## TASK
Using the data below, count the lines that carry the string "Freigeben" and write only the count.
-- INFORMATION SHOWN follows --
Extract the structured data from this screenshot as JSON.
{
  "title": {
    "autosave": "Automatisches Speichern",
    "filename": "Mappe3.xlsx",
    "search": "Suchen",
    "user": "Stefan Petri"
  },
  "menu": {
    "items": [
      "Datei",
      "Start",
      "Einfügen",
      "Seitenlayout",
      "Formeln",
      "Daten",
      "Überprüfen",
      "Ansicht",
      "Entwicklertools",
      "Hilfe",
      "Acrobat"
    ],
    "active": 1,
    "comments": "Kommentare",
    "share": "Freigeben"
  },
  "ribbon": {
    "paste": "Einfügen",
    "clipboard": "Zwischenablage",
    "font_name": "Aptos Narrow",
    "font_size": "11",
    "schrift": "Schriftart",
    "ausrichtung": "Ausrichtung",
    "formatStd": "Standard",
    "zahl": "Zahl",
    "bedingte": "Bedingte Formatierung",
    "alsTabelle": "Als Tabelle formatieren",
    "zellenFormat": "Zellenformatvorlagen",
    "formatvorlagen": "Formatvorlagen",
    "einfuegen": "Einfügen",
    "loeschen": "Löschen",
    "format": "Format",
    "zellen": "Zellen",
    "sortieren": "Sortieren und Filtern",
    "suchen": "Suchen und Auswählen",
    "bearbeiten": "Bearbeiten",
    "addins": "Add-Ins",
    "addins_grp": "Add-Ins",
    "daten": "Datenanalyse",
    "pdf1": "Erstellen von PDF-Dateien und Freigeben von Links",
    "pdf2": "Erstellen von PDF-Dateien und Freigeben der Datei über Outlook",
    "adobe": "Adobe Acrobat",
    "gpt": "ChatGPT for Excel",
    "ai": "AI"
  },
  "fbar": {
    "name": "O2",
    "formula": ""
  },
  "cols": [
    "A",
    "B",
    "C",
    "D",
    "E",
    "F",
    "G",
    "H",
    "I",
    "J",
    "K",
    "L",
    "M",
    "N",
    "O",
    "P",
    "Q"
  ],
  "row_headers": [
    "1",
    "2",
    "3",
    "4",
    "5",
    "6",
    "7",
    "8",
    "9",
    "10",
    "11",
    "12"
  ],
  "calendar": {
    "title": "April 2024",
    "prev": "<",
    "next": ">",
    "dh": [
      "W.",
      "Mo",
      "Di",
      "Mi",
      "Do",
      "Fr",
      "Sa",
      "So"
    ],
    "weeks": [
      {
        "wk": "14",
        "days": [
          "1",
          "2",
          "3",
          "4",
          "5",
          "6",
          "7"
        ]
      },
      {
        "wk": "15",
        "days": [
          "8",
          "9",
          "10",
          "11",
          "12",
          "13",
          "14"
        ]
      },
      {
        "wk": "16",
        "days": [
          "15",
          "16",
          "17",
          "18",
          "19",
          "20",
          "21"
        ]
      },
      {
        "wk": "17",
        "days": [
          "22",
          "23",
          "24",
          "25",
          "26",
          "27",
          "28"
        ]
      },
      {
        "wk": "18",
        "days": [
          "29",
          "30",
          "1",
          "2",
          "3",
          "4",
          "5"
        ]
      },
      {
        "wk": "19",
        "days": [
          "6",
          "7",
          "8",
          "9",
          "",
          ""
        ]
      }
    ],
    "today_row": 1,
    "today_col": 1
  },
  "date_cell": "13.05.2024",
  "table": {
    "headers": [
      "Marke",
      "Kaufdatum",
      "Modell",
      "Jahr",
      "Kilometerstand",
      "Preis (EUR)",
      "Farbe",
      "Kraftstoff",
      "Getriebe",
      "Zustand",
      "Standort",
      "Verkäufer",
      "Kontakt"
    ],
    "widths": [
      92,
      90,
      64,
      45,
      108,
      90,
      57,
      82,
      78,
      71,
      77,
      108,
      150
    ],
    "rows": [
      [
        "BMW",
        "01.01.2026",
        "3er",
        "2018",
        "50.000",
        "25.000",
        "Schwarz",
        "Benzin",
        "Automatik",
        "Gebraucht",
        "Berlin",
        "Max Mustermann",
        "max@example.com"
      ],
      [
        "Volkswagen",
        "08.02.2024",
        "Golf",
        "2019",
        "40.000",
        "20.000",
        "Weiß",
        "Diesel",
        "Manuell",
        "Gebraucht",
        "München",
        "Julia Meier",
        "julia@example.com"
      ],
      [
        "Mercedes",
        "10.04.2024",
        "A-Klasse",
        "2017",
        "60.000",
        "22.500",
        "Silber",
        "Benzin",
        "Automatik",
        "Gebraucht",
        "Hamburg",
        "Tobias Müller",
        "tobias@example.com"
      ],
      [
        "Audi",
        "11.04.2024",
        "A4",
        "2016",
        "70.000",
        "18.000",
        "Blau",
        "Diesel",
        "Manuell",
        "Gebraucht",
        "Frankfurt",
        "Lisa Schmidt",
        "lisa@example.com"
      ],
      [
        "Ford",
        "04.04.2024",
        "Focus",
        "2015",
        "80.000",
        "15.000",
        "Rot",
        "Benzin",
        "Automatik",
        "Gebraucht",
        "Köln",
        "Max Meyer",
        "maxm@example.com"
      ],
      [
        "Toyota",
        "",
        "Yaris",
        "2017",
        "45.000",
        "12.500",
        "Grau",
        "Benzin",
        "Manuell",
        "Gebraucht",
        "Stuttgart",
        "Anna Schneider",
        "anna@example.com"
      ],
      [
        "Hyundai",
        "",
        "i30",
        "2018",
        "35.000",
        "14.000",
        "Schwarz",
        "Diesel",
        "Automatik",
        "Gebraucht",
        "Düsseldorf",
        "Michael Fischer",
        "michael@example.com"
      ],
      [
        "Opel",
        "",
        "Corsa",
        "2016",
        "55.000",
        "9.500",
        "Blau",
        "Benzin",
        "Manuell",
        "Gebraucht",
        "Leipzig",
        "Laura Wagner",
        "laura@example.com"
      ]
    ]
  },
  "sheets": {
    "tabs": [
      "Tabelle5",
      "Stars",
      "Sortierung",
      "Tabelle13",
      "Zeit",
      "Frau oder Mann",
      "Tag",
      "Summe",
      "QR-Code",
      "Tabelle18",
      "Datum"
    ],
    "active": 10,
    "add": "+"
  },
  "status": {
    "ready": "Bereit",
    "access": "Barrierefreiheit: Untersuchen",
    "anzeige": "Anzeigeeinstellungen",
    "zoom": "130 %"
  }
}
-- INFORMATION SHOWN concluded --
## OUTPUT OF THE EXERCISE
3